And then there are the international players, who bring a wealth of soccer experience from the highest levels of play, but little familiarity with the United States or MLS. Some of them, at least, are familiar with Minnesota’s type of climate.

“I'm from Norway, so this weather doesn't bother me at all,” says defender Vadim Demidov. “The cold doesn't bother me at all.” Several of the club’s international players are from or have played in Scandinavian countries, including midfielders Rasmus Schuller and Bashkim Kadrii, defender Jerome Thiesson and goalkeeper John Alvbage.

Francisco Calvo, a Costa Rican who comes to Minnesota from Deportivo Saprissa, isn’t as used to the climate, but has warm feelings about the team’s potential. “Some people are thinking Minnesota United is going to be the last team in the league, because maybe we don't have designated players,” he says. “But I mean, for me, it doesn't matter. You can see, in England, for example, Leicester City without stars in that moment? They won the championship and hopefully we can make history for this club and for the league.”

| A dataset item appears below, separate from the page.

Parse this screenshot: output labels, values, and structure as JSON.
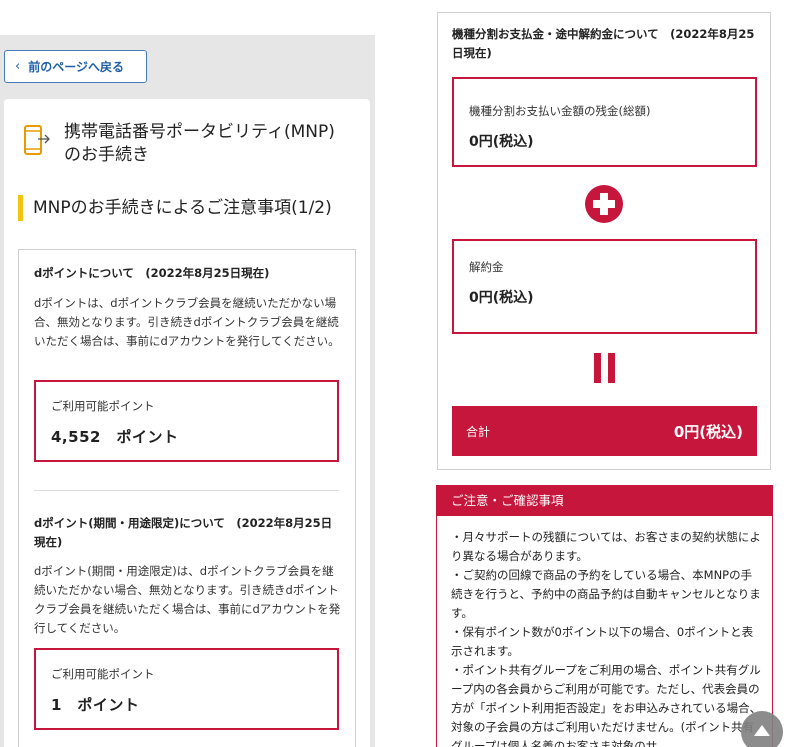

All these different players with all their diverse experiences have to come together now as a team, but by all accounts, it’s already building.

“It's exciting that the chemistry on the field is actually working out very well,” says midfielder Bernardo Anor. “Usually it takes a little longer, but from the games that we have played and the training sessions, you can tell that that chemistry between guys is growing fast.”

“No one thinks they're too big time or this or that,” says defender Joe Greenspan.

“You can tell that we are right there competing at the same level as the other teams,” adds Anor. “Putting them in danger and creating situations, defending well, getting good position on the field.”

“Seeing the group and seeing what we've done in a short amount of time, I think the expectations are getting higher every day,” says Justin Davis. “You can say it's an expansion team, nobody thinks you guys are going to do much, but with the group we've had and some of the signings and the guys we've held over, I think the expectations are there where we're thinking, 'Why not get in the playoffs? Why is that a reach?'”

If anyone on the team has experience with what it means to be part of an expansion team, it’s Head Coach Adrian Heath, who was a major part of shepherding Orlando City SC from the USL to MLS in 2015. Whatever the players think, he knows that the broad expectations for the club are low, and he intends to milk that.

“We've used it every single day,” he says. “It's motivation stuff for us. We had it in Orlando. 'Ah, expansion teams: they're going to be no good.' Well, let's see. Let's see what this one is like. We are an expansion team, we haven't been together: we've got a lot of excuses if we want to use them.”

And then he smiles.

“We won't be using them,” he says.